“Instead of giving tips such as opening windows during Christmas parties, shouldn’t the DOH instead tell us not to hold such frivolities?” another online user asked.
“Weird lang kasi akala ko hindi advisable na mag actual/physical Christmas Party kasi nga pandemic,” a different Filipino said in response to a post featuring the advisory.
“Kunsintidor rin talaga, ang alam na may COVID-19 pa ay,” a Facebook user commented as a screengrab of the advisory made its way to an online group.
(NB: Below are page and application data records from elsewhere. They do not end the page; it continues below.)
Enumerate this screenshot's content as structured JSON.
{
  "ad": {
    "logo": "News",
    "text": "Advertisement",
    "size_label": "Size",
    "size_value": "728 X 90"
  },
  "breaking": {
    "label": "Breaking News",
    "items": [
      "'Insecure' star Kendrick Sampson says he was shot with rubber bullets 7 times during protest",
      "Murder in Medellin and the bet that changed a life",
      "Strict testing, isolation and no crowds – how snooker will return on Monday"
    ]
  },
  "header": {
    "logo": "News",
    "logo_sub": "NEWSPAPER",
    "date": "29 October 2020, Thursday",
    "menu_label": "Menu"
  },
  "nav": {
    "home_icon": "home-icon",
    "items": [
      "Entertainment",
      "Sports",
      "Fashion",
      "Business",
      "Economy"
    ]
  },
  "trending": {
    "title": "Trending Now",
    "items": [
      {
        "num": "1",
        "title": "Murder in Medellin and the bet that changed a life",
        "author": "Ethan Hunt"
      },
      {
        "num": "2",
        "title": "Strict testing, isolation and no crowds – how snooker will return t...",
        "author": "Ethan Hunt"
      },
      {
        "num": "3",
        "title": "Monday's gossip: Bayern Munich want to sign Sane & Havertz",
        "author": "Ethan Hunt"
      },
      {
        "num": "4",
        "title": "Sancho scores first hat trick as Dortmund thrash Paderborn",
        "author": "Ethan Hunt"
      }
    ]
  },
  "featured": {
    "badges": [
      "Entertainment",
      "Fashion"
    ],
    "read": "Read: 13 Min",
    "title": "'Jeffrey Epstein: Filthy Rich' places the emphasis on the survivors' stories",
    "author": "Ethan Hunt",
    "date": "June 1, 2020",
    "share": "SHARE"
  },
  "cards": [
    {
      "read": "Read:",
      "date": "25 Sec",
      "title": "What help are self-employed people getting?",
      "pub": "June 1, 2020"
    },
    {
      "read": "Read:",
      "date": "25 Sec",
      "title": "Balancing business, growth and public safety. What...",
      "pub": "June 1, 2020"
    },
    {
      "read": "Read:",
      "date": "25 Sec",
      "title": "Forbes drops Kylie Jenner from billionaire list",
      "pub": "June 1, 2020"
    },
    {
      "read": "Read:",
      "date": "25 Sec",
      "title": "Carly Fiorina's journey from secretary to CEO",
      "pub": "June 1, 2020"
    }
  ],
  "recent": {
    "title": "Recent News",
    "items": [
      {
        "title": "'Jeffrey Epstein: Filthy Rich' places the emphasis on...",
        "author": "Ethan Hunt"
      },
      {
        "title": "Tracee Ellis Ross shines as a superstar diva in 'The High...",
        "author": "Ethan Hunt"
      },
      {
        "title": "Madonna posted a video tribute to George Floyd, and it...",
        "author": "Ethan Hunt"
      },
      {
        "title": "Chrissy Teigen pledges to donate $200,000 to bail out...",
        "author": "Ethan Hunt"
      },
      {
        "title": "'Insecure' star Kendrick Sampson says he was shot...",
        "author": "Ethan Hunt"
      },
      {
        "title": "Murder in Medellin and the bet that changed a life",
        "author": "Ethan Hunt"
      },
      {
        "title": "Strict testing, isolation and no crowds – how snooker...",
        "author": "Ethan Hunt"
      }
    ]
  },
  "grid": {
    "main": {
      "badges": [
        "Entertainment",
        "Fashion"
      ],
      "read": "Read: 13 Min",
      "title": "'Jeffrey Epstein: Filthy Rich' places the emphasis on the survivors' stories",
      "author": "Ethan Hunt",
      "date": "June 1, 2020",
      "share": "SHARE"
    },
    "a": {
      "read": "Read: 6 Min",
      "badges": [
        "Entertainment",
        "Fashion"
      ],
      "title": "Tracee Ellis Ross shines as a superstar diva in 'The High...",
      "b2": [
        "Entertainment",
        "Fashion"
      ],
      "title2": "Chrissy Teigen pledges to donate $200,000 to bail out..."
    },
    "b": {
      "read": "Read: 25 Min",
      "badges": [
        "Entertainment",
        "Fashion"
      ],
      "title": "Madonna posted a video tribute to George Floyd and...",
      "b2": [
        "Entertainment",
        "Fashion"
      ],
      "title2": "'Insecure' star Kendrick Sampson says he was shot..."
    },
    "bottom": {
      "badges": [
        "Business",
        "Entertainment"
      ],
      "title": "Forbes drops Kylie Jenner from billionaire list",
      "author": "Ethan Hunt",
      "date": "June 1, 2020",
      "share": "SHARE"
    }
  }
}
Cabinet Secretary Karlo Nograles, who is also a co-chairperson of the Inter-Agency Task Force for the Management of Emerging Infectious Diseases, said on Friday that physical Christmas parties are approved in the National Capital Region and in areas under general community quarantine.
The parties in these areas should not exceed 10 persons while those held in modified general community quarantine areas should not exceed 50% of its venue capacity.
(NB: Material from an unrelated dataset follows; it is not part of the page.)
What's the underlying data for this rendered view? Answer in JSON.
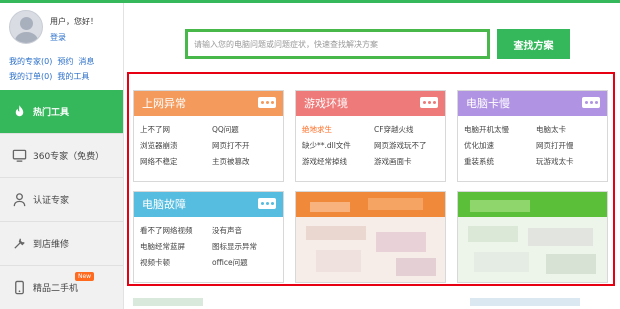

“Sa bawat pamilyang Pilipino na nagtatanong about paano ‘yung Christmas party, nagpalabas na po ng guidelines ang DOH, for NCR at sa mga areas na GCQ. Ang recommendation at guidelines ng DOH, hindi dapat sosobra sa 10 tao sa isang lugar,” Nograles said.
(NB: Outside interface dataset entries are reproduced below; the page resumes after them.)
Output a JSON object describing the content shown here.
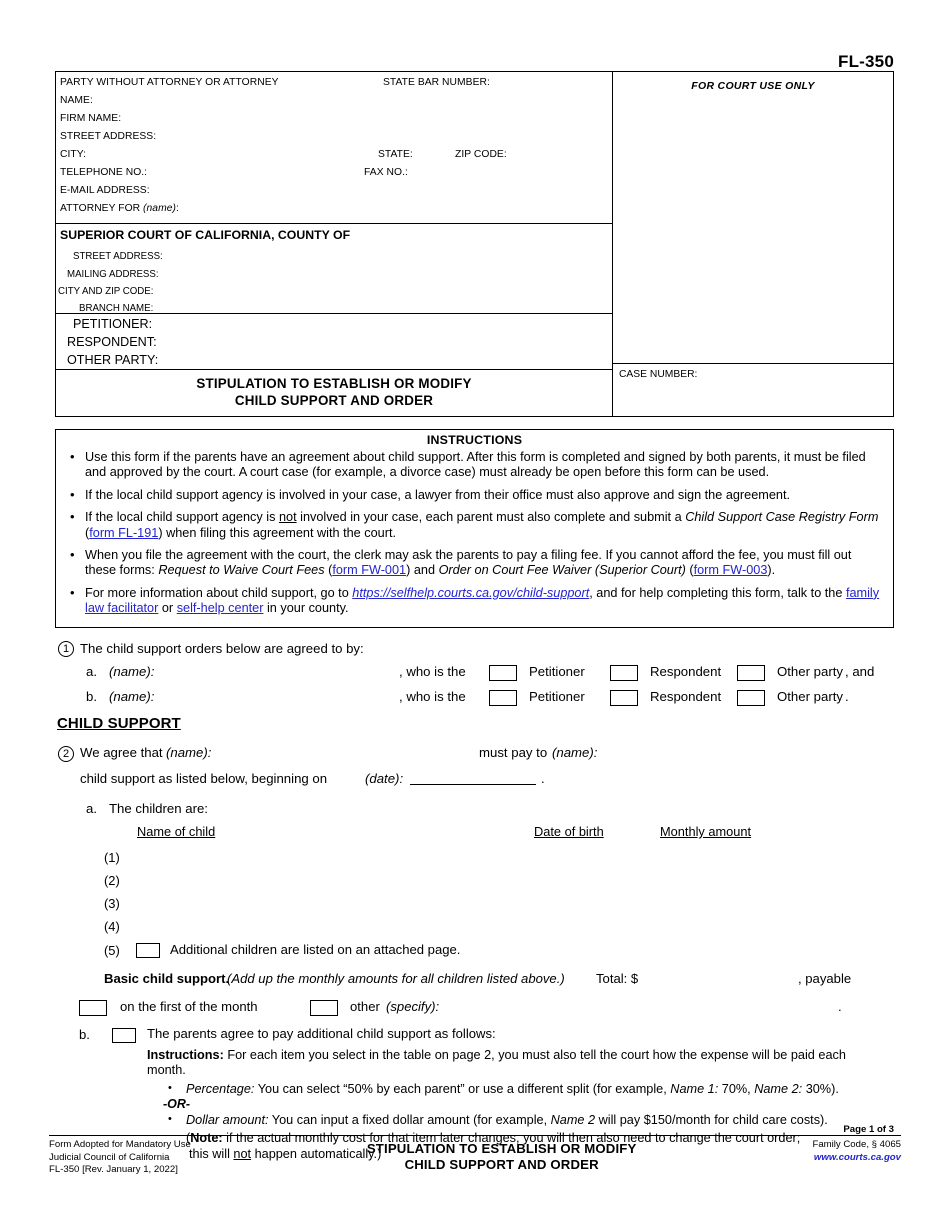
{
  "form_number": "FL-350",
  "caption": {
    "attorney": {
      "party_label": "PARTY WITHOUT ATTORNEY OR ATTORNEY",
      "state_bar_label": "STATE BAR NUMBER:",
      "name_label": "NAME:",
      "firm_label": "FIRM NAME:",
      "street_label": "STREET ADDRESS:",
      "city_label": "CITY:",
      "state_label": "STATE:",
      "zip_label": "ZIP CODE:",
      "telephone_label": "TELEPHONE NO.:",
      "fax_label": "FAX NO.:",
      "email_label": "E-MAIL ADDRESS:",
      "attorney_for_label": "ATTORNEY FOR ",
      "attorney_for_italic": "(name)",
      "attorney_for_colon": ":"
    },
    "court": {
      "title": "SUPERIOR COURT OF CALIFORNIA, COUNTY OF",
      "street_label": "STREET ADDRESS:",
      "mailing_label": "MAILING ADDRESS:",
      "city_zip_label": "CITY AND ZIP CODE:",
      "branch_label": "BRANCH NAME:"
    },
    "parties": {
      "petitioner_label": "PETITIONER:",
      "respondent_label": "RESPONDENT:",
      "other_party_label": "OTHER PARTY:"
    },
    "doc_title_line1": "STIPULATION TO ESTABLISH OR MODIFY",
    "doc_title_line2": "CHILD SUPPORT AND ORDER",
    "court_use_only": "FOR COURT USE ONLY",
    "case_number_label": "CASE NUMBER:"
  },
  "instructions": {
    "heading": "INSTRUCTIONS",
    "items": [
      {
        "id": "use-this-form",
        "parts": [
          {
            "t": "text",
            "v": "Use this form if the parents have an agreement about child support. After this form is completed and signed by both parents, it must be filed and approved by the court. A court case (for example, a divorce case) must already be open before this form can be used."
          }
        ]
      },
      {
        "id": "local-agency-involved",
        "parts": [
          {
            "t": "text",
            "v": "If the local child support agency is involved in your case, a lawyer from their office must also approve and sign the agreement."
          }
        ]
      },
      {
        "id": "local-agency-not-involved",
        "parts": [
          {
            "t": "text",
            "v": "If the local child support agency is "
          },
          {
            "t": "underline",
            "v": "not"
          },
          {
            "t": "text",
            "v": " involved in your case, each parent must also complete and submit a "
          },
          {
            "t": "italic",
            "v": "Child Support Case Registry Form"
          },
          {
            "t": "text",
            "v": " ("
          },
          {
            "t": "link",
            "v": "form FL-191"
          },
          {
            "t": "text",
            "v": ") when filing this agreement with the court."
          }
        ]
      },
      {
        "id": "filing-fee",
        "parts": [
          {
            "t": "text",
            "v": "When you file the agreement with the court, the clerk may ask the parents to pay a filing fee. If you cannot afford the fee, you must fill out these forms: "
          },
          {
            "t": "italic",
            "v": "Request to Waive Court Fees"
          },
          {
            "t": "text",
            "v": " ("
          },
          {
            "t": "link",
            "v": "form FW-001"
          },
          {
            "t": "text",
            "v": ") and "
          },
          {
            "t": "italic",
            "v": "Order on Court Fee Waiver (Superior Court)"
          },
          {
            "t": "text",
            "v": " ("
          },
          {
            "t": "link",
            "v": "form FW-003"
          },
          {
            "t": "text",
            "v": ")."
          }
        ]
      },
      {
        "id": "more-information",
        "parts": [
          {
            "t": "text",
            "v": "For more information about child support, go to  "
          },
          {
            "t": "link-italic",
            "v": "https://selfhelp.courts.ca.gov/child-support"
          },
          {
            "t": "text",
            "v": ", and for help completing this form, talk to the "
          },
          {
            "t": "link",
            "v": "family law facilitator"
          },
          {
            "t": "text",
            "v": " or "
          },
          {
            "t": "link",
            "v": "self-help center"
          },
          {
            "t": "text",
            "v": " in your county."
          }
        ]
      }
    ]
  },
  "item1": {
    "number": "1",
    "text": "The child support orders below are agreed to by:",
    "a_letter": "a.",
    "a_name": "(name):",
    "a_who": ", who is the",
    "b_letter": "b.",
    "b_name": "(name):",
    "b_who": ", who is the",
    "petitioner": "Petitioner",
    "respondent": "Respondent",
    "other_party": "Other party",
    "trailing_a": ", and",
    "trailing_b": "."
  },
  "child_support_heading": "CHILD SUPPORT",
  "item2": {
    "number": "2",
    "lead": "We agree that",
    "name1": "(name):",
    "must_pay_to": "must pay to",
    "name2": "(name):",
    "line2_pre": "child support as listed below, beginning on",
    "line2_date": "(date):",
    "line2_period": ".",
    "a_letter": "a.",
    "a_text": "The children are:",
    "col_name": "Name of child",
    "col_dob": "Date of birth",
    "col_amount": "Monthly amount",
    "rows": [
      "(1)",
      "(2)",
      "(3)",
      "(4)"
    ],
    "row5_num": "(5)",
    "row5_text": "Additional children are listed on an attached page.",
    "basic_label": "Basic child support.",
    "basic_italic": "(Add up the monthly amounts for all children listed above.)",
    "basic_total": "Total: $",
    "basic_payable": ", payable",
    "first_of_month": "on the first of the month",
    "other": "other",
    "other_specify": "(specify):",
    "other_period": ".",
    "b_letter": "b.",
    "b_text": "The parents agree to pay additional child support as follows:",
    "instructions_label": "Instructions:",
    "instructions_text": " For each item you select in the table on page 2, you must also tell the court how the expense will be paid each month.",
    "bullet_pct_label": "Percentage:",
    "bullet_pct_text_1": " You can select “50% by each parent” or use a different split (for example, ",
    "bullet_pct_name1": "Name 1:",
    "bullet_pct_text_2": " 70%, ",
    "bullet_pct_name2": "Name 2:",
    "bullet_pct_text_3": " 30%).",
    "or_divider": "-OR-",
    "bullet_dollar_label": "Dollar amount:",
    "bullet_dollar_text_1": " You can input a fixed dollar amount (for example, ",
    "bullet_dollar_name2": "Name 2",
    "bullet_dollar_text_2": " will pay $150/month for child care costs).",
    "note_open": "(",
    "note_label": "Note:",
    "note_text": " if the actual monthly cost for that item later changes, you will then also need to change the court order;",
    "note_line2_pre": "this will ",
    "note_line2_not": "not",
    "note_line2_post": " happen automatically.)"
  },
  "footer": {
    "page_of": "Page 1 of 3",
    "left_line1": "Form Adopted for Mandatory Use",
    "left_line2": "Judicial Council of California",
    "left_line3": "FL-350 [Rev. January 1, 2022]",
    "center_line1": "STIPULATION TO ESTABLISH OR MODIFY",
    "center_line2": "CHILD SUPPORT AND ORDER",
    "right_line1": "Family Code, § 4065",
    "right_line2": "www.courts.ca.gov"
  },
  "colors": {
    "link": "#2323cf",
    "text": "#000000",
    "background": "#ffffff"
  }
}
“Doon sa lugar na ‘yon, kailangan well-ventilated, kung maaari, naka-mask. Of course ine-encourage natin na same household pero syempre, kung may bibisita man, hindi dapat hihigit sa sampu. Tapos kung kakain kung maaari, huwag buffet style, kanya-kanyang plato, utensils, baso. Ito ‘yung reminders ng Department of Health,” he added.
“Sa MGQC areas naman, alam naman natin ‘yung guidelines kung sa isang lugar, hindi dapat sosobra sa 50% pero syempre, ang panawagan ng DOH is kung pwede ilimit to 50 persons only, pero pwede naman ‘yung ano, basta hindi lang hihigit sa 50% noong capacity ng venue,” Nograles further said.
He noted that the DOH is encouraging gatherings at MGCQ areas to be at a maximum of 50 persons only and for unwell people to refrain from attending.
Recently, OCTA Research Team, composed of professors from the University of the Philippines, the University of Santo Tomas and Providence College in the United States, warned that the country might see a gradual rise of COVID-19 cases based on data from November 18 to 24.
The group said that Metro Manila, Calabarzon, Central Luzon and Western Visayas have reported an increase of new cases in the past several days and that the trend may continue if there is lax compliance on minimum health protocols.
“We encourage the government and LGUs to enforce the current GCQ limit of 10 persons per gathering in the NCR and to discourage office parties and other social events, especially as we approach the Christmas season,” it said.
“Family gatherings should be limited in size and should be celebrated outside to mitigate transmission,” it added.
Nograles previously said Filipinos are encouraged to hold virtual gatherings for the holidays through the use of video conferencing platforms such as Zoom to minimize physical contact.
“Alalahanin natin itong mga maximum capacities pagdating sa mass gatherings at kung maaari, kung pwede naman, kung pwedeng mag-online, online na lamang para safe po ang lahat,” he said before.
HPAAC on Friday afternoon clarified that they did not intend it was okay to party this Holiday Season following the text message.
“Should they decide they will push through in the context of the current situation, then the reminder is for people to continue public health standards, particularly considerations of ventilation when they plan their activities,” Dr. Anna Ong-Lim of HPAAC said.
She added that the intention of the message was to acknowledge that some people will still physically celebrate Christmas with others.
DOH Undersecretary Maria Rosario Vergeire, meanwhile, said that DOH “has not officially released” the message and stressed that the health agency is “recommending alternative (online) activities during this holiday season.”
“We all know that these Christmas parties might be a cause for a superspreader event and we do not want for that to happen because it might cause further infections in the community,” she added in an interview.